— Xavier Poncin, deputy director of Action Against Hunger for the Madagascar region. visiting research assistant at the University of Maryland.
The Deep South is definitely a tough place to farm, notes Rice. It is exceptionally dry and the dry spells are getting longer and more frequent.
That said, for centuries, the population knew how to manage, in particular thanks to a variety of cactus which grew there in abundance. In addition to being used for the construction of fences around the hamlets, they allowed to feed and quench the animals and the villagers during periods of drought or between two harvests.
Malagasy people eat cactus fruit (raketa in Malagasy) during times of scarcity .
In the 1920s, however, French colonizers introduced an insect, the cochineal, which ravaged cacti. Their goal was to reclaim the land occupied by the cacti for farming, says Rice. But following the near disappearance of the plant, the first major famine settled in the region. The food system never recovered.

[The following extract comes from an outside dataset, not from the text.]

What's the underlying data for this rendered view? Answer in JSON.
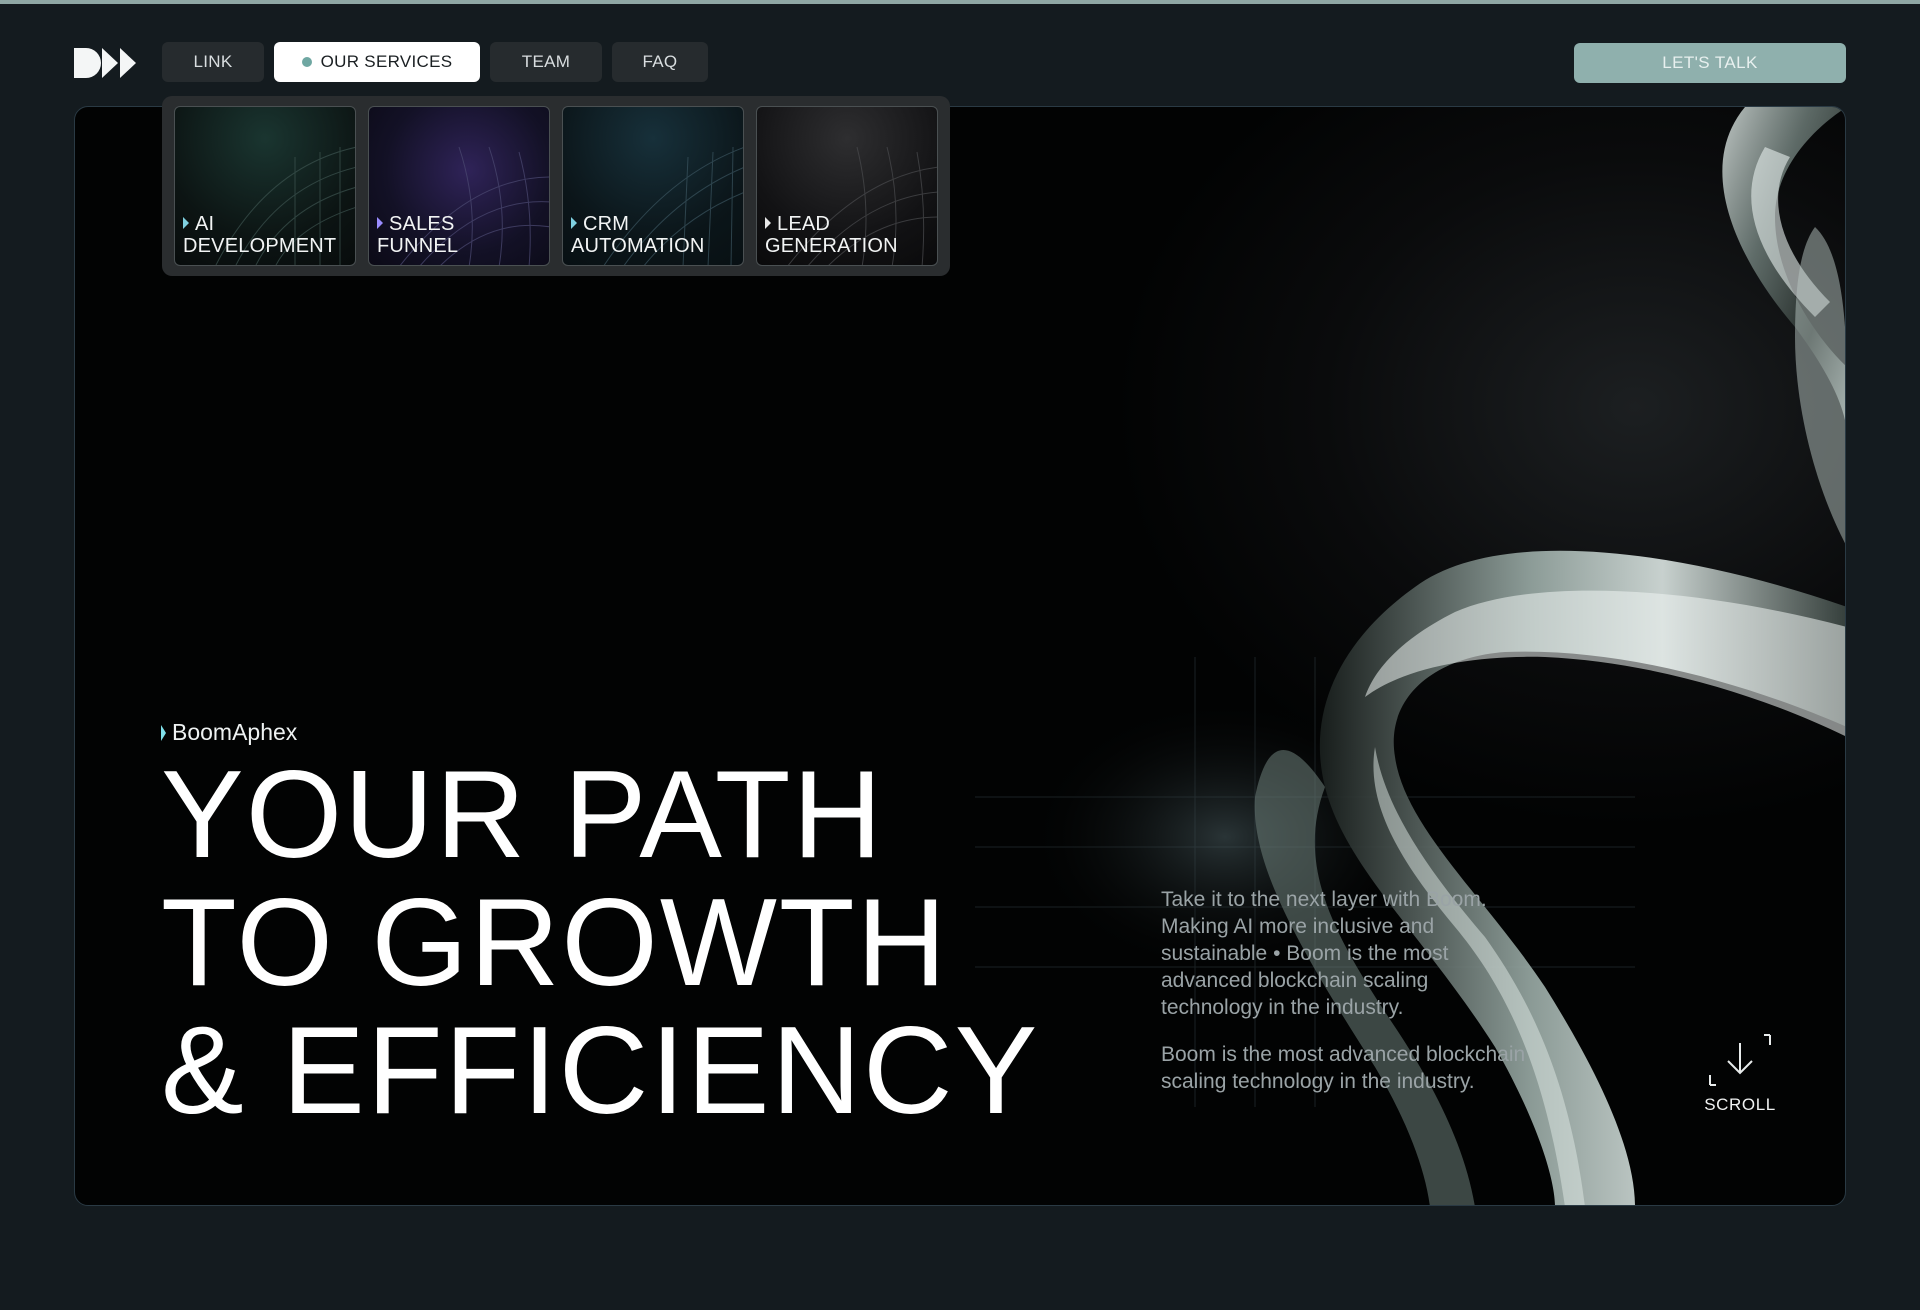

Until they removed the plant, there wasn't really any insecurity food in the South, argues Mr. Rice.
Only 5% of Madagascar's land is suitable for agriculture. However, the development strategies proposed by major international institutions such as the World Bank promote large-scale export-oriented agriculture. Cash crops, such as vanilla, cloves or castor oil, are encouraged, even if this does not meet local needs and the profits go to large companies established abroad.
Rather than investing in a local food system, international donors are seeking to ensure that some of the 70% of Malagasy people who still live from agriculture become salaried workers for large farmers, observes the researcher. This should lead to rural exodus, industrialization and economic take-off. These are the same prescriptions that the World Trade Organization and the World Bank made in the 1980s, notes Mr. Rice.

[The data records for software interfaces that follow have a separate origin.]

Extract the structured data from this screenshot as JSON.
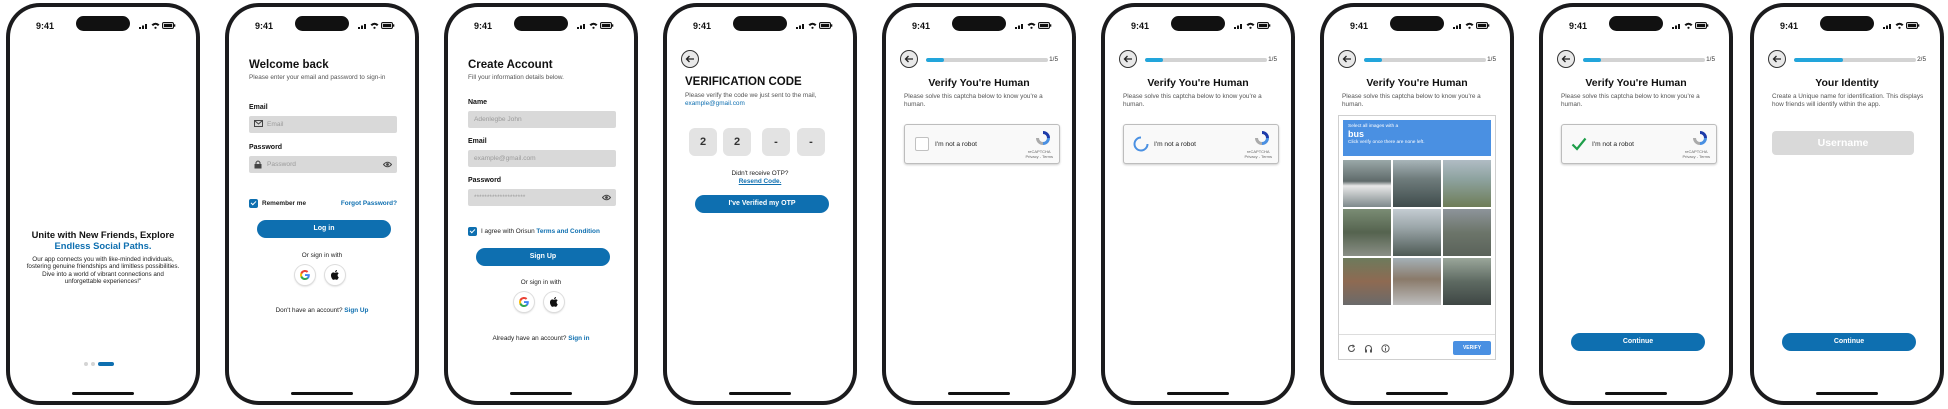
{
  "status": {
    "time": "9:41"
  },
  "onboarding": {
    "headline_1": "Unite with New Friends, Explore",
    "headline_2": "Endless Social Paths.",
    "body": "Our app connects you with like-minded individuals, fostering genuine friendships and limitless possibilities. Dive into a world of vibrant connections and unforgettable experiences!\"",
    "active_page": 3,
    "page_count": 3
  },
  "login": {
    "title": "Welcome back",
    "subtitle": "Please enter your email and password to sign-in",
    "email_label": "Email",
    "email_placeholder": "Email",
    "password_label": "Password",
    "password_placeholder": "Password",
    "remember": "Remember me",
    "forgot": "Forgot Password?",
    "button": "Log in",
    "or": "Or sign in with",
    "no_account": "Don't have an account?",
    "signup_link": "Sign Up"
  },
  "signup": {
    "title": "Create Account",
    "subtitle": "Fill your information details below.",
    "name_label": "Name",
    "name_placeholder": "Adenlegbe John",
    "email_label": "Email",
    "email_placeholder": "example@gmail.com",
    "password_label": "Password",
    "password_placeholder": "********************",
    "agree": "I agree with Orisun",
    "terms": "Terms and Condition",
    "button": "Sign Up",
    "or": "Or sign in with",
    "have_account": "Already have an account?",
    "signin_link": "Sign in"
  },
  "otp": {
    "title": "VERIFICATION CODE",
    "subtitle": "Please verify the code we just sent to the mail,",
    "email": "example@gmail.com",
    "digits": [
      "2",
      "2",
      "-",
      "-"
    ],
    "didnt": "Didn't receive OTP?",
    "resend": "Resend Code.",
    "button": "I've Verified my OTP"
  },
  "verify": {
    "title": "Verify You're Human",
    "subtitle": "Please solve this captcha below to know you're a human.",
    "step": "1/5",
    "progress": 0.15,
    "captcha_label": "I'm not a robot",
    "recaptcha": "reCAPTCHA",
    "privacy_terms": "Privacy - Terms",
    "continue": "Continue"
  },
  "image_challenge": {
    "line1": "Select all images with a",
    "object": "bus",
    "line2": "Click verify once there are none left.",
    "verify": "VERIFY"
  },
  "identity": {
    "title": "Your Identity",
    "subtitle": "Create a Unique name for identification. This displays how friends will identify within the app.",
    "step": "2/5",
    "progress": 0.4,
    "placeholder": "Username",
    "continue": "Continue"
  },
  "colors": {
    "brand": "#0e6fb0",
    "progress": "#22a5db",
    "field": "#d9d9d9"
  }
}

According to him, before turning to the cash crops, Madagascar should aim for food self-sufficiency.
“Madagascar's limited arable land should be reserved for food crops consumed domestically, not for exports that add flavor to Western foods or lucrative concessions to foreign companies.

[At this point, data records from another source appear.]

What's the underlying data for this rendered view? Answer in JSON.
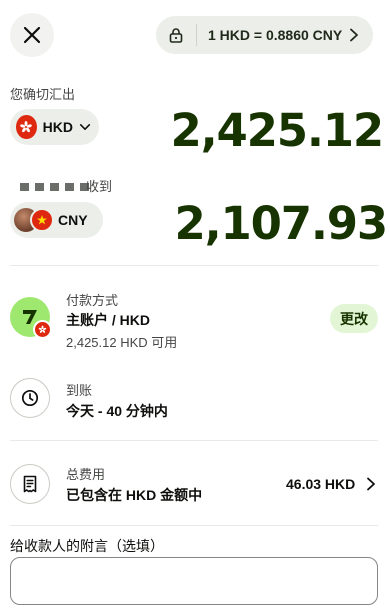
{
  "header": {
    "close_icon": "close-icon",
    "rate": {
      "lock_icon": "lock-icon",
      "text": "1 HKD = 0.8860 CNY",
      "chevron_icon": "chevron-right-icon"
    }
  },
  "send": {
    "label": "您确切汇出",
    "currency": "HKD",
    "flag_icon": "hk-flag-icon",
    "amount": "2,425.12"
  },
  "receive": {
    "label_suffix": "收到",
    "currency": "CNY",
    "flag_icon": "cn-flag-icon",
    "amount": "2,107.93"
  },
  "payment": {
    "caption": "付款方式",
    "title": "主账户 / HKD",
    "sub": "2,425.12 HKD 可用",
    "change_label": "更改"
  },
  "arrival": {
    "caption": "到账",
    "title": "今天 - 40 分钟内",
    "icon": "clock-icon"
  },
  "fees": {
    "caption": "总费用",
    "title": "已包含在 HKD 金额中",
    "amount": "46.03 HKD",
    "icon": "receipt-icon"
  },
  "note": {
    "label": "给收款人的附言（选填）",
    "value": ""
  },
  "colors": {
    "brand_green": "#9fe870",
    "amount_green": "#163300",
    "pill_bg": "#eceee9"
  }
}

— Stian Rice, geographer, visiting research assistant at the University of Maryland
Humanitarian organizations are trying to support Malagasy people to overcome their dependence on foreign aid. Beyond an emergency response during disasters, their objective is to enable the inhabitants of the Great South to no longer suffer from food insecurity in the future, explains Xavier Poncin, from Action against Hunger.
National road 13, in the south of Madagascar, is a good illustration of the poor state of the roads in the Great South of Madagascar, a major obstacle to the development of the region.
This requires the repair of roads as well as the construction of dams and irrigation canals. Humanitarian organizations also provide seeds or agricultural tools to replace those that farmers had to sell to buy food during the crisis.
In parallel, other programs focus on drilling new water points and monitoring groundwater tables.
In the longer term, the response requires a transition to agriculture that is more resilient to climate change.
In southern regions, 90% of the population depends on agriculture or livestock for their survival, notes Xavier Poncin. The whole point is to make these economic activities less dependent on the climate.
Without denying the impact of global warming, we must go beyond the discourse that presents Madagascar as a victim of climate change, stresses Stian Rice.
“To emphasize only that is to minimize a failure long-term political, social and foreign policy.
—Stian Rice, geographer, visiting research assistant at the University of Maryland.
In 2020-2021, Canada gave $21.06 million to finance various programs in Madagascar.